He said he’s concerned because President Donald Trump fired Glenn Fine, the inspector general who was first slated to head the Pandemic Response Accountability Committee. Trump’s office also has issued guidance that seems to contradict the CARES Act on transparency issues.
LeRoy’s watchdog group built the website covidstimuluswatch.org to pair the CARES Act recipient data with facilities’ regulatory violations, previous government assistance, federal tax avoidance and CEO and worker pay practices.
“Absent full public disclosure of who gets how much money and what they do with that money, we know from too many tragic cases that some companies will lay people off, fail to reinvest, or even move jobs off shore,” he said.
Top 10 San Antonio recipients of bailout funds

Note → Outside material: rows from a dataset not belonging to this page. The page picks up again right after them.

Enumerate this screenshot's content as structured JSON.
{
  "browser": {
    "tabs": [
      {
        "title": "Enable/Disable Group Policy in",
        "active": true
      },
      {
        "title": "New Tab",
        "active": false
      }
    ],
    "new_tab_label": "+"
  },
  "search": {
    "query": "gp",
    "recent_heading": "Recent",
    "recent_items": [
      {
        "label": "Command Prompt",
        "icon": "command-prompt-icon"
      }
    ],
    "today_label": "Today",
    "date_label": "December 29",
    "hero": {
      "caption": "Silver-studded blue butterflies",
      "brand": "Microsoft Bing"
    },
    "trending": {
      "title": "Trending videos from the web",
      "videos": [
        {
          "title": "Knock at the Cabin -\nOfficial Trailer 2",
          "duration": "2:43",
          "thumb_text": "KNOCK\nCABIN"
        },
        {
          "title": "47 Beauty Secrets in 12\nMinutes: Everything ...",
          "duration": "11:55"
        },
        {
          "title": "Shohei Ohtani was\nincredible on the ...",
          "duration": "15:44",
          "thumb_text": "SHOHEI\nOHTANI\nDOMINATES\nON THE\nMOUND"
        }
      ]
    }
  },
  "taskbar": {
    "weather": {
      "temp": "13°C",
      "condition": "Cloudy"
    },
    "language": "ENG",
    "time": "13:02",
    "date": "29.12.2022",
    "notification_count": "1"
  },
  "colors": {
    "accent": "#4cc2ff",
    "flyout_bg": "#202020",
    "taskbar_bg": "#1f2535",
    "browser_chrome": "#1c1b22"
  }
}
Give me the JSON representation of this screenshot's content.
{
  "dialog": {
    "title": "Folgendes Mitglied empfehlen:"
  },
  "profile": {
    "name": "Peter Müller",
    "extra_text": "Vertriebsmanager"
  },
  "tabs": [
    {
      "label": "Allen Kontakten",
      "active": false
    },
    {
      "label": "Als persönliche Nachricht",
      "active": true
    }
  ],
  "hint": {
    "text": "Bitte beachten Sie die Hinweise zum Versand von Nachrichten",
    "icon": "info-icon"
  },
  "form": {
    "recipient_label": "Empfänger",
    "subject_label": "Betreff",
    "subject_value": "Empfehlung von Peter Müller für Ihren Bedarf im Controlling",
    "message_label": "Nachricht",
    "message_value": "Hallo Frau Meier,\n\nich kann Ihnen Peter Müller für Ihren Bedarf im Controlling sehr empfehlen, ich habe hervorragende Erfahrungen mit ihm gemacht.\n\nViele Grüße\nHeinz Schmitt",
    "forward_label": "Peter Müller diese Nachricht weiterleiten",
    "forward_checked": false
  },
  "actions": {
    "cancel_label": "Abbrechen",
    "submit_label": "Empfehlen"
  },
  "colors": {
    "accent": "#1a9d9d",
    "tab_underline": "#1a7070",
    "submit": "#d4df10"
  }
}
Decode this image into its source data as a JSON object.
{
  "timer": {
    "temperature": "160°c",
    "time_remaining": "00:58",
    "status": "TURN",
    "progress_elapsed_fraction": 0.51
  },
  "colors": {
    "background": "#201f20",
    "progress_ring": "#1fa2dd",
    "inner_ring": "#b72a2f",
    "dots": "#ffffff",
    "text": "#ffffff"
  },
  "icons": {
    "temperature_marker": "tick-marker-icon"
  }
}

More than $154 million in COVID-19 relief funds went to 839 area health care providers.
1. Methodist Healthcare System $38,626,195
2. Baptist Health System $22,814,468
3. University Health System $13,887,313
4. Christus Santa Rosa Health System $7,618,420
5. U.S. Anesthesia Partners of Texas $4,624,690
6. University of Texas Health Science Center at San Antonio $3,126,259
7. South Texas Oncology and Hematology/The START Center for Cancer Care $2,851,692
8. Post Acute Medical at San Antonio $2,643,067
9. Nix Hospitals System $2,363,867
10. The Medical Team Inc. $1,786,502
SOURCE: Centers for Disease Control and Prevention, Data.CDC.gov